Subject: I have found a CD that I think you would enjoy
Third the Motion
Kent Wittrup | Lynn, MA United States | 12/28/2005
(5 out of 5 stars)
"With props to brother Albright, that's "Badanjek," that is, John "Johnny B" Badanjek, unsung hero of rock'n'roll, who performs all the way up to the standard he set on the Detroit Wheels' version of the Marvellettes' "Too Many Fish in the Sea." Also this band included Steve Hunter on guitar, who went on to team up with guitarist Richard Wagner for producer Bob Ezrin with Lou Reed, Alice Cooper and others.
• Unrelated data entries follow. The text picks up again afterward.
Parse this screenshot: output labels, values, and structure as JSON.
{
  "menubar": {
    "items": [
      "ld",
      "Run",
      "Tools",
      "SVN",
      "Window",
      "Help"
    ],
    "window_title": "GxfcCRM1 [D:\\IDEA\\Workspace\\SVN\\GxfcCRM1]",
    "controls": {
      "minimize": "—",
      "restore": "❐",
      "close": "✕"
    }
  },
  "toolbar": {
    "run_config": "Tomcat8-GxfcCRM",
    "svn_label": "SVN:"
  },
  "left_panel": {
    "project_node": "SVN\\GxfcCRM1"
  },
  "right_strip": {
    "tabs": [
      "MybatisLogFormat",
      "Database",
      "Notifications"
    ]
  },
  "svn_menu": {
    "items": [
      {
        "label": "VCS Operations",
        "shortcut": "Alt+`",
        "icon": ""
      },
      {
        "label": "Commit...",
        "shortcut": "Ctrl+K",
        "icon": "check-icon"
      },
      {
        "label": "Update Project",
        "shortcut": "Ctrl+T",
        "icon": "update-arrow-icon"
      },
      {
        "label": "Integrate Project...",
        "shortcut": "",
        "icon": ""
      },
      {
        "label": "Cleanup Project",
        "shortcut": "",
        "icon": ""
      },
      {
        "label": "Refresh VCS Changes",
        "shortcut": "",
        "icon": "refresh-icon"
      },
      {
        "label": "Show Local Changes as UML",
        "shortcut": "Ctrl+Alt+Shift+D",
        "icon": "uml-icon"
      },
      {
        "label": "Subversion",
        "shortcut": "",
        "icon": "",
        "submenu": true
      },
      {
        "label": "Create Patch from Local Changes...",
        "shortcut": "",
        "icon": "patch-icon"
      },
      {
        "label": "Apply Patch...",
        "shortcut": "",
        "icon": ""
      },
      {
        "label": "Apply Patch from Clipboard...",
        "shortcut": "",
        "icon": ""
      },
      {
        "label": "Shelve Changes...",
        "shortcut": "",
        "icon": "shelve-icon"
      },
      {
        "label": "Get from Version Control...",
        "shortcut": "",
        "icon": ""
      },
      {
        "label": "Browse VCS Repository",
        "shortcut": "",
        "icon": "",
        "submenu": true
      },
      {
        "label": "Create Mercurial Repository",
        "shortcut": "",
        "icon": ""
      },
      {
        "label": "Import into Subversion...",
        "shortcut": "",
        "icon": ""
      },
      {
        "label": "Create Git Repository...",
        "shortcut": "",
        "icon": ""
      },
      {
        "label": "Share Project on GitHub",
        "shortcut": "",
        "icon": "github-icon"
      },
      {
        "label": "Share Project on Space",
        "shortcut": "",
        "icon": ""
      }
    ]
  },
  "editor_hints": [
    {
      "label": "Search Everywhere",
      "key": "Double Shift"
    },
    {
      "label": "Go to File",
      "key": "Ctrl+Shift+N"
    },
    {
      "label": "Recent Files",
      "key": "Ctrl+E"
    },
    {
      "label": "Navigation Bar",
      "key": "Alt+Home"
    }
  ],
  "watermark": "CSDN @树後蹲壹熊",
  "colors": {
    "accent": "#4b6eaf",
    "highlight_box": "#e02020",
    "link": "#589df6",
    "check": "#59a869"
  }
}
I saw these guys follow Brownsville Station in a small but ornate theater on Mass. Ave. in Boston in a 5-band concert headlined by the MC5, and was so blown out after Detroit's set that I left without seeing the last three bands on the bill. Having danced in the aisle on that occasion, I fear that the only rational answer brother Rush's question at this stage would have to involve something about management and promotion.
Sign the Hall of Fame petition at http://mitchryder.com/mrol/modules/tinycontent/index.php?id=5!"
A rare gem
John Rush | Austin, Texas | 06/27/2005
(4 out of 5 stars)
"Why didn't this album sell when it was originally released? One could argue against naming the band after the city they hailed from, but that didn't keep Chicago and Boston from becoming rich and famous. The year's sluggish economy was hampered by Nixon's infamous wage and price controls, but that didn't prevent Led Zeppelin IV, Who's Next, Alice Cooper's Killer, Humble Pie's Rockin' the Fillmore, the Rolling Stones' Sticky Fingers and the Faces' A Nod Is As Good as a Wink from going gold, platinum, and beyond. Perhaps the record company is to blame - how widely distributed was the album outside of southeastern Michigan? But I found this CD more than 15 years ago in El Paso, Texas.
So I can't explain it. The original Side 1 still stands out among the best hard rock sides ever released. Long Neck Goose harkens back to Mitch Ryder's Detroit Wheels days, a catchy piano enhances Is It You (Or Is It Me), It Ain't Easy successfully blends acoustic verses with the electric chorus, and the cover of Lou Reed's Rock `N Roll features a riff that stomps all over everything Reed ever tried. While Side 2 is generally forgettable (the first cut, the Let It Rock cover, is the only good tune), the album contained less filler than most of its contemporaries.
I'd hoped that line-up juggling would end with the demise of 8-track tapes, but too many CDs reissues continue this bad habit. Here, one of the filler tunes, Box Of Old Roses, is placed between Is It You (Or Is It Me) and It Ain't Easy. This ruins the continuity of the first 5 tracks, making me program the CD every time I hear it. Fortunately, the band's great version of Gimme Shelter, originally just a single, is added, giving this CD extra oomph. No one covers this song better, and Detroit's rendition is arguably superior to the original; the guitarists simplified the riffs, and Ryder's gravelly throat sets the proper mood for this song. The timing was wrong for this 1972 release, though: the draft had finally ended, rendering anti-war tunes passe.
If you can find this CD, it's a fine, fine addition to any hard rock collection.
Detroit with Mitch Ryder
Duane Albright | Detroit, MI | 12/04/2005
(5 out of 5 stars)
"This is Detroit rock and Mitch Ryder at his best. With Jim McCarty on guitar and Johnny "B" Banazak on drums, this music has a drive that never quits. Not even after 35 years. Mitch took Lou Reed's "Rock n Roll" and made it his own song. After this, Mitch had to retire for years to save his vocal chords.
That should tell how how much effort Mitch Ryder put into this group."